WHAT THE TASK ASKS — The full set of entries below, restated word for word and stripped of images, is the expected result.

+++ ENTRIES SHOWN +++

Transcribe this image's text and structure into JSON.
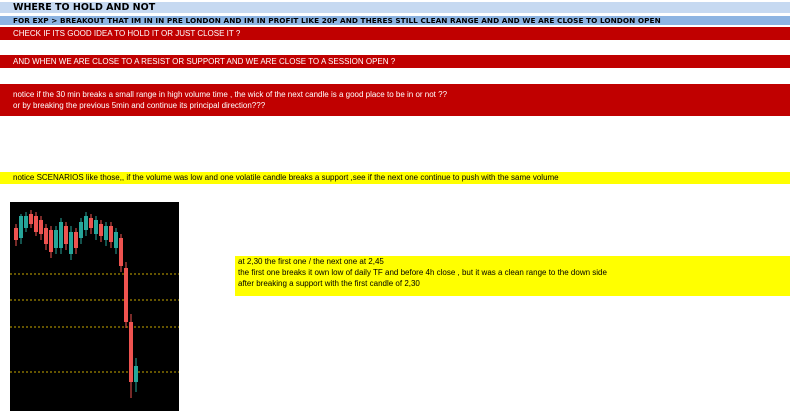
{
  "header": {
    "title": "WHERE TO HOLD AND NOT",
    "example": "FOR EXP > BREAKOUT THAT IM IN IN PRE LONDON AND IM IN PROFIT LIKE 20P AND THERES STILL CLEAN RANGE AND AND WE ARE CLOSE TO LONDON OPEN"
  },
  "questions": {
    "q1": "CHECK IF ITS GOOD IDEA TO HOLD IT OR JUST CLOSE IT ?",
    "q2": "AND WHEN WE ARE CLOSE TO A RESIST OR SUPPORT AND WE ARE CLOSE TO A SESSION OPEN ?",
    "q3_line1": "notice if the 30 min breaks a small range in high volume time , the wick of the next candle is a good place to be in or not ??",
    "q3_line2": "or by breaking the previous 5min and continue its principal direction???"
  },
  "scenarios": {
    "text": "notice SCENARIOS  like those,, if the volume was low and one volatile candle breaks a support ,see if the next one continue to push with the same volume"
  },
  "note": {
    "line1": "at 2,30 the first one / the next one at 2,45",
    "line2": "the first one breaks it own low of daily TF and before 4h close , but it was a clean range to the down side",
    "line3": "after breaking a support with the first candle of 2,30"
  },
  "colors": {
    "bull": "#26a69a",
    "bear": "#ef5350",
    "dotted_line": "#c8a800"
  }
}
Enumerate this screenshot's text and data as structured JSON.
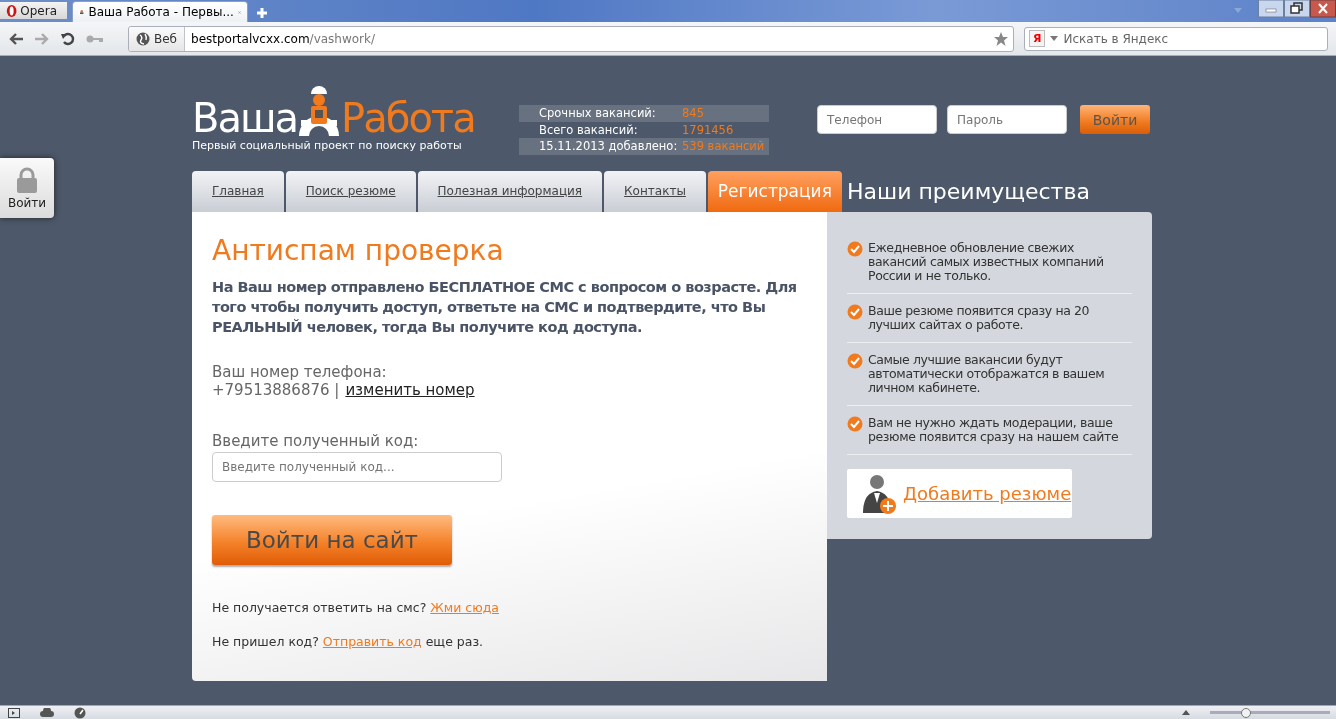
{
  "browser": {
    "menu_label": "Opera",
    "tabs": [
      {
        "label": "Ваша Работа - Первы...",
        "selected": true
      }
    ],
    "address": {
      "site_label": "Веб",
      "domain": "bestportalvcxx.com",
      "path": "/vashwork/"
    },
    "search": {
      "engine_glyph": "Я",
      "placeholder": "Искать в Яндекс"
    },
    "zoom": {
      "level": 0.3
    }
  },
  "header": {
    "logo_left": "Ваша",
    "logo_right": "Работа",
    "tagline": "Первый социальный проект по поиску работы",
    "stats": [
      {
        "label": "Срочных вакансий:",
        "value": "845"
      },
      {
        "label": "Всего вакансий:",
        "value": "1791456"
      },
      {
        "label": "15.11.2013 добавлено:",
        "value": "539 вакансий"
      }
    ],
    "login": {
      "phone_placeholder": "Телефон",
      "password_placeholder": "Пароль",
      "button": "Войти"
    }
  },
  "side_login": {
    "label": "Войти"
  },
  "nav": [
    {
      "label": "Главная",
      "selected": false
    },
    {
      "label": "Поиск резюме",
      "selected": false
    },
    {
      "label": "Полезная информация",
      "selected": false
    },
    {
      "label": "Контакты",
      "selected": false
    },
    {
      "label": "Регистрация",
      "selected": true
    }
  ],
  "main": {
    "title": "Антиспам проверка",
    "message": "На Ваш номер отправлено БЕСПЛАТНОЕ СМС с вопросом о возрасте. Для того чтобы получить доступ, ответьте на СМС и подтвердите, что Вы РЕАЛЬНЫЙ человек, тогда Вы получите код доступа.",
    "phone_label": "Ваш номер телефона:",
    "phone": "+79513886876 |",
    "change_link": "изменить номер",
    "code_label": "Введите полученный код:",
    "code_placeholder": "Введите полученный код...",
    "submit": "Войти на сайт",
    "help": [
      {
        "before": "Не получается ответить на смс? ",
        "link": "Жми сюда"
      },
      {
        "before": "Не пришел код? ",
        "link": "Отправить код",
        "after": " еще раз."
      }
    ]
  },
  "advantages": {
    "title": "Наши преимущества",
    "items": [
      "Ежедневное обновление свежих вакансий самых известных компаний России и не только.",
      "Ваше резюме появится сразу на 20 лучших сайтах о работе.",
      "Самые лучшие вакансии будут автоматически отображатся в вашем личном кабинете.",
      "Вам не нужно ждать модерации, ваше резюме появится сразу на нашем сайте"
    ],
    "add_resume": "Добавить резюме"
  }
}
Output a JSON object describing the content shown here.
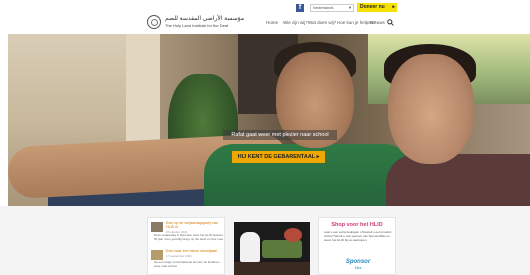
{
  "utility": {
    "language": "Nederlands",
    "donate_label": "Doneer nu"
  },
  "header": {
    "logo_arabic": "مؤسسة الأراضي المقدسة للصم",
    "logo_english": "The Holy Land Institute for the Deaf",
    "nav": [
      {
        "label": "Home"
      },
      {
        "label": "Wie zijn wij?"
      },
      {
        "label": "Wat doen wij?"
      },
      {
        "label": "Hoe kun je helpen?"
      },
      {
        "label": "Nieuws"
      }
    ]
  },
  "hero": {
    "caption": "Rafat gaat weer met plezier naar school",
    "cta_label": "HIJ KENT DE GEBARENTAAL"
  },
  "news": {
    "items": [
      {
        "title": "Kom op de verjaardagsparty van HLID in",
        "date": "26 oktober 2021",
        "text": "Deze verjaardag is bijzonder want het HLID bestaat 50 jaar. Kom gezellig langs op het feest en doe mee."
      },
      {
        "title": "Kom naar een nieuw schooljaar!",
        "date": "17 september 2021",
        "text": "Na een lange zomervakantie kunnen de kinderen weer naar school."
      }
    ]
  },
  "shop": {
    "title": "Shop voor het HLID",
    "text": "Laat u een extra bedragen of bestelt u een product online? Wordt u ook sponsor van Sponsorkliks en steun het HLID bij uw aankopen.",
    "sponsor_word": "Sponsor",
    "sponsor_sub": "Kliks"
  },
  "colors": {
    "donate": "#f6e100",
    "cta": "#f0a800",
    "shop_title": "#d23b7a",
    "news_title": "#d07800",
    "facebook": "#3b5998"
  }
}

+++

TASK ANSWER —
Transcribe this image's text and structure into JSON.
{
  "header": {
    "title": "WHERE TO HOLD AND NOT",
    "example": "FOR EXP > BREAKOUT THAT IM IN IN PRE LONDON AND IM IN PROFIT LIKE 20P AND THERES STILL CLEAN RANGE AND AND WE ARE CLOSE TO LONDON OPEN"
  },
  "questions": {
    "q1": "CHECK IF ITS GOOD IDEA TO HOLD IT OR JUST CLOSE IT ?",
    "q2": "AND WHEN WE ARE CLOSE TO A RESIST OR SUPPORT AND WE ARE CLOSE TO A SESSION OPEN ?",
    "q3_line1": "notice if the 30 min breaks a small range in high volume time , the wick of the next candle is a good place to be in or not ??",
    "q3_line2": "or by breaking the previous 5min and continue its principal direction???"
  },
  "scenarios": {
    "text": "notice SCENARIOS  like those,, if the volume was low and one volatile candle breaks a support ,see if the next one continue to push with the same volume"
  },
  "note": {
    "line1": "at 2,30 the first one / the next one at 2,45",
    "line2": "the first one breaks it own low of daily TF and before 4h close , but it was a clean range to the down side",
    "line3": "after breaking a support with the first candle of 2,30"
  },
  "colors": {
    "bull": "#26a69a",
    "bear": "#ef5350",
    "dotted_line": "#c8a800"
  }
}
Enumerate this screenshot's text and data as structured JSON.
{
  "browser": {
    "menu_label": "Opera",
    "tabs": [
      {
        "label": "Ваша Работа - Первы...",
        "selected": true
      }
    ],
    "address": {
      "site_label": "Веб",
      "domain": "bestportalvcxx.com",
      "path": "/vashwork/"
    },
    "search": {
      "engine_glyph": "Я",
      "placeholder": "Искать в Яндекс"
    },
    "zoom": {
      "level": 0.3
    }
  },
  "header": {
    "logo_left": "Ваша",
    "logo_right": "Работа",
    "tagline": "Первый социальный проект по поиску работы",
    "stats": [
      {
        "label": "Срочных вакансий:",
        "value": "845"
      },
      {
        "label": "Всего вакансий:",
        "value": "1791456"
      },
      {
        "label": "15.11.2013 добавлено:",
        "value": "539 вакансий"
      }
    ],
    "login": {
      "phone_placeholder": "Телефон",
      "password_placeholder": "Пароль",
      "button": "Войти"
    }
  },
  "side_login": {
    "label": "Войти"
  },
  "nav": [
    {
      "label": "Главная",
      "selected": false
    },
    {
      "label": "Поиск резюме",
      "selected": false
    },
    {
      "label": "Полезная информация",
      "selected": false
    },
    {
      "label": "Контакты",
      "selected": false
    },
    {
      "label": "Регистрация",
      "selected": true
    }
  ],
  "main": {
    "title": "Антиспам проверка",
    "message": "На Ваш номер отправлено БЕСПЛАТНОЕ СМС с вопросом о возрасте. Для того чтобы получить доступ, ответьте на СМС и подтвердите, что Вы РЕАЛЬНЫЙ человек, тогда Вы получите код доступа.",
    "phone_label": "Ваш номер телефона:",
    "phone": "+79513886876 |",
    "change_link": "изменить номер",
    "code_label": "Введите полученный код:",
    "code_placeholder": "Введите полученный код...",
    "submit": "Войти на сайт",
    "help": [
      {
        "before": "Не получается ответить на смс? ",
        "link": "Жми сюда"
      },
      {
        "before": "Не пришел код? ",
        "link": "Отправить код",
        "after": " еще раз."
      }
    ]
  },
  "advantages": {
    "title": "Наши преимущества",
    "items": [
      "Ежедневное обновление свежих вакансий самых известных компаний России и не только.",
      "Ваше резюме появится сразу на 20 лучших сайтах о работе.",
      "Самые лучшие вакансии будут автоматически отображатся в вашем личном кабинете.",
      "Вам не нужно ждать модерации, ваше резюме появится сразу на нашем сайте"
    ],
    "add_resume": "Добавить резюме"
  }
}
Output a JSON object describing the content shown here.
{
  "utility": {
    "language": "Nederlands",
    "donate_label": "Doneer nu"
  },
  "header": {
    "logo_arabic": "مؤسسة الأراضي المقدسة للصم",
    "logo_english": "The Holy Land Institute for the Deaf",
    "nav": [
      {
        "label": "Home"
      },
      {
        "label": "Wie zijn wij?"
      },
      {
        "label": "Wat doen wij?"
      },
      {
        "label": "Hoe kun je helpen?"
      },
      {
        "label": "Nieuws"
      }
    ]
  },
  "hero": {
    "caption": "Rafat gaat weer met plezier naar school",
    "cta_label": "HIJ KENT DE GEBARENTAAL"
  },
  "news": {
    "items": [
      {
        "title": "Kom op de verjaardagsparty van HLID in",
        "date": "26 oktober 2021",
        "text": "Deze verjaardag is bijzonder want het HLID bestaat 50 jaar. Kom gezellig langs op het feest en doe mee."
      },
      {
        "title": "Kom naar een nieuw schooljaar!",
        "date": "17 september 2021",
        "text": "Na een lange zomervakantie kunnen de kinderen weer naar school."
      }
    ]
  },
  "shop": {
    "title": "Shop voor het HLID",
    "text": "Laat u een extra bedragen of bestelt u een product online? Wordt u ook sponsor van Sponsorkliks en steun het HLID bij uw aankopen.",
    "sponsor_word": "Sponsor",
    "sponsor_sub": "Kliks"
  },
  "colors": {
    "donate": "#f6e100",
    "cta": "#f0a800",
    "shop_title": "#d23b7a",
    "news_title": "#d07800",
    "facebook": "#3b5998"
  }
}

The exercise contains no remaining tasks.